Architect probably David Bryce, circa 1865. Barge-boarded
Tudor lodge with gatepiers and railings.
LODGE: asymmetrical, single storey and attic; coursed,
bull-faced red ashlar with grey contrasting dressings and
long and short worked margins; windows mostly mullioned.
S ELEVATION: 3 bays; inner porch with shouldered door,
advanced gabled bay left, canted ground floor window
corbelled to square with main roof breaking forward; dormer
over right bay. Projecting eaves with cusped barge boards
with pediments; finialed gables. Axial stacks, paired square
flues with linking cornice. Roofed with graded slates.
GATEPIERS: 4 corniced square piers, grey ashlar with
diamond-pointed rustication; outer piers have ball finial,
inner piers with scrolled finials; curved, long low cope with
decorative cast-iron gates and railings.
We list buildings of special architectural or historic interest and these are selected according to criteria published in the www.historic-scotland.gov.uk/shep-dec2011.pdf, Annex 2, pp74-76.
The information in the listed building record gives an indication of the special architectural or historic interest of the listed building(s). It is not a definitive historical account or a complete description of the building(s). The format of the listed building record has changed over time. Earlier records may be brief and some information will not have been recorded.
Enquiries relating to works to listed buildings should be made to the local authority in the first instance. Listed building consent is required for works which a local authority considers will affect its character as a building of special architectural or historic interest and local authorities also decide if listed building consent is required.
Listing covers both the exterior and the interior. Listing can cover structures not mentioned which are part of the curtilage of the building, such as boundary walls, gates, gatepiers, ancillary buildings etc. The local authority is responsible for advising on what is covered by the listing including the curtilage of a listed building. For information about curtilage see www.historicenvironment.scot.
Legislation introduced on 1 October 2015 allows us to state that: an object or structure fixed to the listed building; any object or structure within the curtilage of the listed building; and, any part or feature of the listed building that is not of architectural or historic interest may be excluded from a listing. If part of your building is not listed under the new legislation, the part will be excluded in the statutory address and in the statement of special interest. The statement will use the word 'excluding' and quote the relevant section of the Historic Environment Scotland Act 2014. Some earlier listed building records may use the word 'excluding', but if the Act is not quoted, the record has not been revised to reflect current legislation.

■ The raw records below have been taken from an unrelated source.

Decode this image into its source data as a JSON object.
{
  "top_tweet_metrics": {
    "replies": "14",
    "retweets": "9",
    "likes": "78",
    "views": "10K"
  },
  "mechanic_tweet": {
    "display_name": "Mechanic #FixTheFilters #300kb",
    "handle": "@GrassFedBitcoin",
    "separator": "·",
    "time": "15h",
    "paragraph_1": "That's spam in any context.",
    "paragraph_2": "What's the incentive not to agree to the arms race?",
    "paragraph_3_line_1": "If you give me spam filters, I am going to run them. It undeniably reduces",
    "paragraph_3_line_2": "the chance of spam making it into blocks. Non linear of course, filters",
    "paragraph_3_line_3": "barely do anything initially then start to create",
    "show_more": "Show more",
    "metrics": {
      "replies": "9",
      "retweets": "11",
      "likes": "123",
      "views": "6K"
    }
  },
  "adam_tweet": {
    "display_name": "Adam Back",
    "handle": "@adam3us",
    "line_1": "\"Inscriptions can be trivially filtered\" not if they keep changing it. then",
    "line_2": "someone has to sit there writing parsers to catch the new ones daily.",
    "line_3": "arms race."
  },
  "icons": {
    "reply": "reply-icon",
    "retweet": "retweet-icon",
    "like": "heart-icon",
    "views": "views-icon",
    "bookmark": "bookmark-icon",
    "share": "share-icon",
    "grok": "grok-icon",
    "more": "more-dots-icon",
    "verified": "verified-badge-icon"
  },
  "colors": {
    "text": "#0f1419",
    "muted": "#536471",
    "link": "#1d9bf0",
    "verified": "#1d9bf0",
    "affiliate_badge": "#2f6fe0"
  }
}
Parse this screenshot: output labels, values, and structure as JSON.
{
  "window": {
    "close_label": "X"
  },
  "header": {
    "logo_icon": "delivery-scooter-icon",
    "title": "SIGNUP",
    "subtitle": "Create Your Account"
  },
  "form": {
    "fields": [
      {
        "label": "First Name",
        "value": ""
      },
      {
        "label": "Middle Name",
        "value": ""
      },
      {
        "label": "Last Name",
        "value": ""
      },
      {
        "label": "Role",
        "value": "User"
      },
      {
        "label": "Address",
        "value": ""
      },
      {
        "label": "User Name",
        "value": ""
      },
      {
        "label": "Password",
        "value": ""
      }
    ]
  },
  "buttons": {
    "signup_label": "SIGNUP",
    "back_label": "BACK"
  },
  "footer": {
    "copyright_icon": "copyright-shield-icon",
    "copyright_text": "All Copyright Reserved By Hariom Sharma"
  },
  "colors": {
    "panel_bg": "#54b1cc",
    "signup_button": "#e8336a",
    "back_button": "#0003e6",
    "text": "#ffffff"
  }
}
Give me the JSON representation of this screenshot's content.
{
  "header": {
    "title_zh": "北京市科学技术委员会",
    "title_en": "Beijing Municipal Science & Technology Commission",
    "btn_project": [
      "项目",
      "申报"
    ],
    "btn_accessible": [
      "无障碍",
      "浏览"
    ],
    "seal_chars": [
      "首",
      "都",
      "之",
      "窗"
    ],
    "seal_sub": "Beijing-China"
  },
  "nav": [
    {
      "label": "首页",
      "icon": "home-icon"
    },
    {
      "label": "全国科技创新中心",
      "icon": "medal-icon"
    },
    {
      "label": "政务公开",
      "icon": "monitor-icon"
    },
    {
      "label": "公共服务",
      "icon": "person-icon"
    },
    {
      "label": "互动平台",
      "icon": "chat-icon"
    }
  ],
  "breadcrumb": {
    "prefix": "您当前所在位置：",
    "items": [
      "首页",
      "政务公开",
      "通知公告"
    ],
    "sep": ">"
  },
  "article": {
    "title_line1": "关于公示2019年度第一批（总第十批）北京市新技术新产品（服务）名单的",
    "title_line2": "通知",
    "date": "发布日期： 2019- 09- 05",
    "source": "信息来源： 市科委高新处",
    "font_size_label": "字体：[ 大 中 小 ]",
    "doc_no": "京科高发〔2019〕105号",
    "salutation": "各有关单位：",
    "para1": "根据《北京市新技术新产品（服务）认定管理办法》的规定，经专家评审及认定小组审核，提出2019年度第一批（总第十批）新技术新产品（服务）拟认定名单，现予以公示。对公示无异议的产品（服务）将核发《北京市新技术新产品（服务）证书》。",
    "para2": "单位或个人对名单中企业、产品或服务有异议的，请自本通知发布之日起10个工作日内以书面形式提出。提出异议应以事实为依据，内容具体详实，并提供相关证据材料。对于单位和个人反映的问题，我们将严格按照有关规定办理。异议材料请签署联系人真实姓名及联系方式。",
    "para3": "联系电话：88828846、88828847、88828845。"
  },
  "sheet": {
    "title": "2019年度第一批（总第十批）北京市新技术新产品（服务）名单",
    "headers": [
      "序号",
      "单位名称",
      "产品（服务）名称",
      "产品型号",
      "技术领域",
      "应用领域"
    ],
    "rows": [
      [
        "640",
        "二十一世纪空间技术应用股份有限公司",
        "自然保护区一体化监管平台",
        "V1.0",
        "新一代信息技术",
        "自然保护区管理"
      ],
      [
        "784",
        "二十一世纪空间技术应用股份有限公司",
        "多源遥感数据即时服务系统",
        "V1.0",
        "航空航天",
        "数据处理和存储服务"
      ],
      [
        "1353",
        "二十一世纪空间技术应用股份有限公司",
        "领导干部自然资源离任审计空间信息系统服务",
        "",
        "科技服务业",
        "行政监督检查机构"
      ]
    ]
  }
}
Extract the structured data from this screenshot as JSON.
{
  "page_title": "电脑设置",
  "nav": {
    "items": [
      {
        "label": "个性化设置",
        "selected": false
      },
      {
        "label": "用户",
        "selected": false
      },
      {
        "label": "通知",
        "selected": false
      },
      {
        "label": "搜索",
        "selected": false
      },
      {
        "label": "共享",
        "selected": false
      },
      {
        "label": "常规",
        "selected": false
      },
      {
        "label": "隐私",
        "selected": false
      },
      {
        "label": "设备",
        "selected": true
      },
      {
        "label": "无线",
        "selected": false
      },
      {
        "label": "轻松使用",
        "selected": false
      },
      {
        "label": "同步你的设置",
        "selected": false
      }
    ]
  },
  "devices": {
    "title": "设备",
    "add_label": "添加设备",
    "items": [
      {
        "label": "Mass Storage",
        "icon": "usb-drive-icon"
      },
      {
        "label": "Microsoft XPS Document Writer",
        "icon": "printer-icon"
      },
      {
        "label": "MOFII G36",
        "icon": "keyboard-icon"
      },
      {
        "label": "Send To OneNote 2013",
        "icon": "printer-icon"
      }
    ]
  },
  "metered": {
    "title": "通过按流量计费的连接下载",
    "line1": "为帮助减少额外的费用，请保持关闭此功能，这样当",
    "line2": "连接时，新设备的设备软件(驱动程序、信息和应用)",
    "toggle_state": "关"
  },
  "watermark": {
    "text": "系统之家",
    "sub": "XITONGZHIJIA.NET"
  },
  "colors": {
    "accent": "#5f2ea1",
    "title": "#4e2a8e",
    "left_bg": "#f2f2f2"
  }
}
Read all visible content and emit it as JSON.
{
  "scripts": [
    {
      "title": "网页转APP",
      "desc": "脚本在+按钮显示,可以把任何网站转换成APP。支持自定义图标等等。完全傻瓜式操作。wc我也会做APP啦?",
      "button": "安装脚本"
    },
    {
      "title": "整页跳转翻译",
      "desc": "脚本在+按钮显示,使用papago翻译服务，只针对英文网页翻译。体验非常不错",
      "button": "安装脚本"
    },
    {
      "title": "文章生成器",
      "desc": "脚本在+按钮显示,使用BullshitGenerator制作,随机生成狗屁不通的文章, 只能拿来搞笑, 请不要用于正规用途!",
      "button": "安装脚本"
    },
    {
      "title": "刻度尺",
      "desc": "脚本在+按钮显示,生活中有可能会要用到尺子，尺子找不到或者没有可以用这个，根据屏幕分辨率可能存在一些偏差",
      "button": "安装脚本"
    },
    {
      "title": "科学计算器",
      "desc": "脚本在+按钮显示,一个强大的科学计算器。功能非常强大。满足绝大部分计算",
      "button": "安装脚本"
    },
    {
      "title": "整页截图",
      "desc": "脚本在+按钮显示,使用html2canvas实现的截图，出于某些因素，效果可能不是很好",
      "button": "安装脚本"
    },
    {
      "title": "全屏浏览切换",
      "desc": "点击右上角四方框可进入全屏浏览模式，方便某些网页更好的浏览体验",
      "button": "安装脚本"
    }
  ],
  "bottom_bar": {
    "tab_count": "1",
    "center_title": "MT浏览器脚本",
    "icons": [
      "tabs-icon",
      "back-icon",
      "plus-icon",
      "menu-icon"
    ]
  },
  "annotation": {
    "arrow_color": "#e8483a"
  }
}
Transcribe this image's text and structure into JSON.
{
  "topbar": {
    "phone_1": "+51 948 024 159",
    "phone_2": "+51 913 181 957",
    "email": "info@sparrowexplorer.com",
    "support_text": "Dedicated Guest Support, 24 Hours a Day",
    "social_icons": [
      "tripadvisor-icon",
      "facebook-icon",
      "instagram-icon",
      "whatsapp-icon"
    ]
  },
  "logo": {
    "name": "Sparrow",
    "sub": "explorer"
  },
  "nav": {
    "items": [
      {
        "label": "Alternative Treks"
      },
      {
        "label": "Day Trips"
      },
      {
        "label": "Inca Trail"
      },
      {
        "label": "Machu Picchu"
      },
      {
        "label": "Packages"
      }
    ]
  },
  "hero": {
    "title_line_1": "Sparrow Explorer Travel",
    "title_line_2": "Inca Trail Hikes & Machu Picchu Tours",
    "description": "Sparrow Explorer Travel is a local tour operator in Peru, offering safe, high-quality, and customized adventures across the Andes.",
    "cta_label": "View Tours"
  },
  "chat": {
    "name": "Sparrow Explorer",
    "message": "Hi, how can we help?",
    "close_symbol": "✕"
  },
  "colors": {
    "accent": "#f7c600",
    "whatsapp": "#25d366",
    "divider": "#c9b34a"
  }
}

Find out more about listing and our other designations at www.historicenvironment.scot/advice-and-support.